-------- Data provided --------

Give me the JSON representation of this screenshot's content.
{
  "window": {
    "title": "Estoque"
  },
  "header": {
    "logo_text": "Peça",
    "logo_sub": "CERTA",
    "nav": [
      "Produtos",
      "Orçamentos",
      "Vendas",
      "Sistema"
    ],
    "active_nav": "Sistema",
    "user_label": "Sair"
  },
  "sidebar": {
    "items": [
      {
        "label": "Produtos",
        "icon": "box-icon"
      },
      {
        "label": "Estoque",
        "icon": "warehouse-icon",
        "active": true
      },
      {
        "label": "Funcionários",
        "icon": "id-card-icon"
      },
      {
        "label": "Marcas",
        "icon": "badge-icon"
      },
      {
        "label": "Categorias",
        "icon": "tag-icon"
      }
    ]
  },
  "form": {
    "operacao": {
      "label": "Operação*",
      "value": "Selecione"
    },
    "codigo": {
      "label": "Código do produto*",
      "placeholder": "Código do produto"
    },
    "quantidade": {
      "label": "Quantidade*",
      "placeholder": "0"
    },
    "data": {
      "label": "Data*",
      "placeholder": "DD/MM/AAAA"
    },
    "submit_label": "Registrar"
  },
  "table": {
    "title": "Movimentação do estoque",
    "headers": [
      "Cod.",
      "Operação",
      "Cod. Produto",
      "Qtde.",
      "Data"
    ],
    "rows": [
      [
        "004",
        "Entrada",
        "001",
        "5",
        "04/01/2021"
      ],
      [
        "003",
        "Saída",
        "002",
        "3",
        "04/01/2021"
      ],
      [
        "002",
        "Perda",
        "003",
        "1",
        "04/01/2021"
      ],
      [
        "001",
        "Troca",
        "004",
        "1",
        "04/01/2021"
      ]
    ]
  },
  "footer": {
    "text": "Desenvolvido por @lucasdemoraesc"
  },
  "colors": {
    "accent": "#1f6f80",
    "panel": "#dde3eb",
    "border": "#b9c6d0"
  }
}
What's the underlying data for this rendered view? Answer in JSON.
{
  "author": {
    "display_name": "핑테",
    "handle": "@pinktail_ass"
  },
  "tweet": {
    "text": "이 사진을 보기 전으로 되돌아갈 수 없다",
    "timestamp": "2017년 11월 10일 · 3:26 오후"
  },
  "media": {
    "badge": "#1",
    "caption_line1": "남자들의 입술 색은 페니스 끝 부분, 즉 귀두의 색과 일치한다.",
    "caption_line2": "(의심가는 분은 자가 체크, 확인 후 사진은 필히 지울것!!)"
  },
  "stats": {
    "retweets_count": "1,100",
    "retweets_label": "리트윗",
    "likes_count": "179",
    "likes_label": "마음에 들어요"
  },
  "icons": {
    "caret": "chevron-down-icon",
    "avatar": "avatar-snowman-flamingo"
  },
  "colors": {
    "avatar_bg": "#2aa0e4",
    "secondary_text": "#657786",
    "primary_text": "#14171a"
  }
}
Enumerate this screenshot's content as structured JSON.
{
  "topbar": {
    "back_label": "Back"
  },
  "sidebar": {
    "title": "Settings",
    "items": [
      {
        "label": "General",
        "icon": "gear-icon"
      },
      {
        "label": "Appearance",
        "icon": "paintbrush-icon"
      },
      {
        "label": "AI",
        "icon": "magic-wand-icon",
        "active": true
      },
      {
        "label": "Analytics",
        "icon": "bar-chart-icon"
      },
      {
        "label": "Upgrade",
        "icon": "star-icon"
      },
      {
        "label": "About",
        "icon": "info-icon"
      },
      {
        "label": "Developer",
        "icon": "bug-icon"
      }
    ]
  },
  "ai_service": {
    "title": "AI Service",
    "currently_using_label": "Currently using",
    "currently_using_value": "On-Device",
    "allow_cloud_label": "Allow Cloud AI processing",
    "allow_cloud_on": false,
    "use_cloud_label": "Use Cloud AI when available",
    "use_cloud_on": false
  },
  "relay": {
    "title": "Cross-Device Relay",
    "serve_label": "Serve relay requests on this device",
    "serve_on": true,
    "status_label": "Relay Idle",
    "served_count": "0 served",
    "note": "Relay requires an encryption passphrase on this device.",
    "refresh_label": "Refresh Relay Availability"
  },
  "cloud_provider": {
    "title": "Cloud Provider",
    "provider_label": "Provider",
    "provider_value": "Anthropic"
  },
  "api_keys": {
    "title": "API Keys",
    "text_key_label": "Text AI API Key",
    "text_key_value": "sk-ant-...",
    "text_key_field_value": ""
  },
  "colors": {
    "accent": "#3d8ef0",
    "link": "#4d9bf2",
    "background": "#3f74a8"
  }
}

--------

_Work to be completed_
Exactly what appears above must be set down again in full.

_Task answer_
Give me the JSON representation of this screenshot's content.
{
  "window": {
    "title": "Estoque"
  },
  "header": {
    "logo_text": "Peça",
    "logo_sub": "CERTA",
    "nav": [
      "Produtos",
      "Orçamentos",
      "Vendas",
      "Sistema"
    ],
    "active_nav": "Sistema",
    "user_label": "Sair"
  },
  "sidebar": {
    "items": [
      {
        "label": "Produtos",
        "icon": "box-icon"
      },
      {
        "label": "Estoque",
        "icon": "warehouse-icon",
        "active": true
      },
      {
        "label": "Funcionários",
        "icon": "id-card-icon"
      },
      {
        "label": "Marcas",
        "icon": "badge-icon"
      },
      {
        "label": "Categorias",
        "icon": "tag-icon"
      }
    ]
  },
  "form": {
    "operacao": {
      "label": "Operação*",
      "value": "Selecione"
    },
    "codigo": {
      "label": "Código do produto*",
      "placeholder": "Código do produto"
    },
    "quantidade": {
      "label": "Quantidade*",
      "placeholder": "0"
    },
    "data": {
      "label": "Data*",
      "placeholder": "DD/MM/AAAA"
    },
    "submit_label": "Registrar"
  },
  "table": {
    "title": "Movimentação do estoque",
    "headers": [
      "Cod.",
      "Operação",
      "Cod. Produto",
      "Qtde.",
      "Data"
    ],
    "rows": [
      [
        "004",
        "Entrada",
        "001",
        "5",
        "04/01/2021"
      ],
      [
        "003",
        "Saída",
        "002",
        "3",
        "04/01/2021"
      ],
      [
        "002",
        "Perda",
        "003",
        "1",
        "04/01/2021"
      ],
      [
        "001",
        "Troca",
        "004",
        "1",
        "04/01/2021"
      ]
    ]
  },
  "footer": {
    "text": "Desenvolvido por @lucasdemoraesc"
  },
  "colors": {
    "accent": "#1f6f80",
    "panel": "#dde3eb",
    "border": "#b9c6d0"
  }
}
What's the underlying data for this rendered view? Answer in JSON.
{
  "author": {
    "display_name": "핑테",
    "handle": "@pinktail_ass"
  },
  "tweet": {
    "text": "이 사진을 보기 전으로 되돌아갈 수 없다",
    "timestamp": "2017년 11월 10일 · 3:26 오후"
  },
  "media": {
    "badge": "#1",
    "caption_line1": "남자들의 입술 색은 페니스 끝 부분, 즉 귀두의 색과 일치한다.",
    "caption_line2": "(의심가는 분은 자가 체크, 확인 후 사진은 필히 지울것!!)"
  },
  "stats": {
    "retweets_count": "1,100",
    "retweets_label": "리트윗",
    "likes_count": "179",
    "likes_label": "마음에 들어요"
  },
  "icons": {
    "caret": "chevron-down-icon",
    "avatar": "avatar-snowman-flamingo"
  },
  "colors": {
    "avatar_bg": "#2aa0e4",
    "secondary_text": "#657786",
    "primary_text": "#14171a"
  }
}
Enumerate this screenshot's content as structured JSON.
{
  "topbar": {
    "back_label": "Back"
  },
  "sidebar": {
    "title": "Settings",
    "items": [
      {
        "label": "General",
        "icon": "gear-icon"
      },
      {
        "label": "Appearance",
        "icon": "paintbrush-icon"
      },
      {
        "label": "AI",
        "icon": "magic-wand-icon",
        "active": true
      },
      {
        "label": "Analytics",
        "icon": "bar-chart-icon"
      },
      {
        "label": "Upgrade",
        "icon": "star-icon"
      },
      {
        "label": "About",
        "icon": "info-icon"
      },
      {
        "label": "Developer",
        "icon": "bug-icon"
      }
    ]
  },
  "ai_service": {
    "title": "AI Service",
    "currently_using_label": "Currently using",
    "currently_using_value": "On-Device",
    "allow_cloud_label": "Allow Cloud AI processing",
    "allow_cloud_on": false,
    "use_cloud_label": "Use Cloud AI when available",
    "use_cloud_on": false
  },
  "relay": {
    "title": "Cross-Device Relay",
    "serve_label": "Serve relay requests on this device",
    "serve_on": true,
    "status_label": "Relay Idle",
    "served_count": "0 served",
    "note": "Relay requires an encryption passphrase on this device.",
    "refresh_label": "Refresh Relay Availability"
  },
  "cloud_provider": {
    "title": "Cloud Provider",
    "provider_label": "Provider",
    "provider_value": "Anthropic"
  },
  "api_keys": {
    "title": "API Keys",
    "text_key_label": "Text AI API Key",
    "text_key_value": "sk-ant-...",
    "text_key_field_value": ""
  },
  "colors": {
    "accent": "#3d8ef0",
    "link": "#4d9bf2",
    "background": "#3f74a8"
  }
}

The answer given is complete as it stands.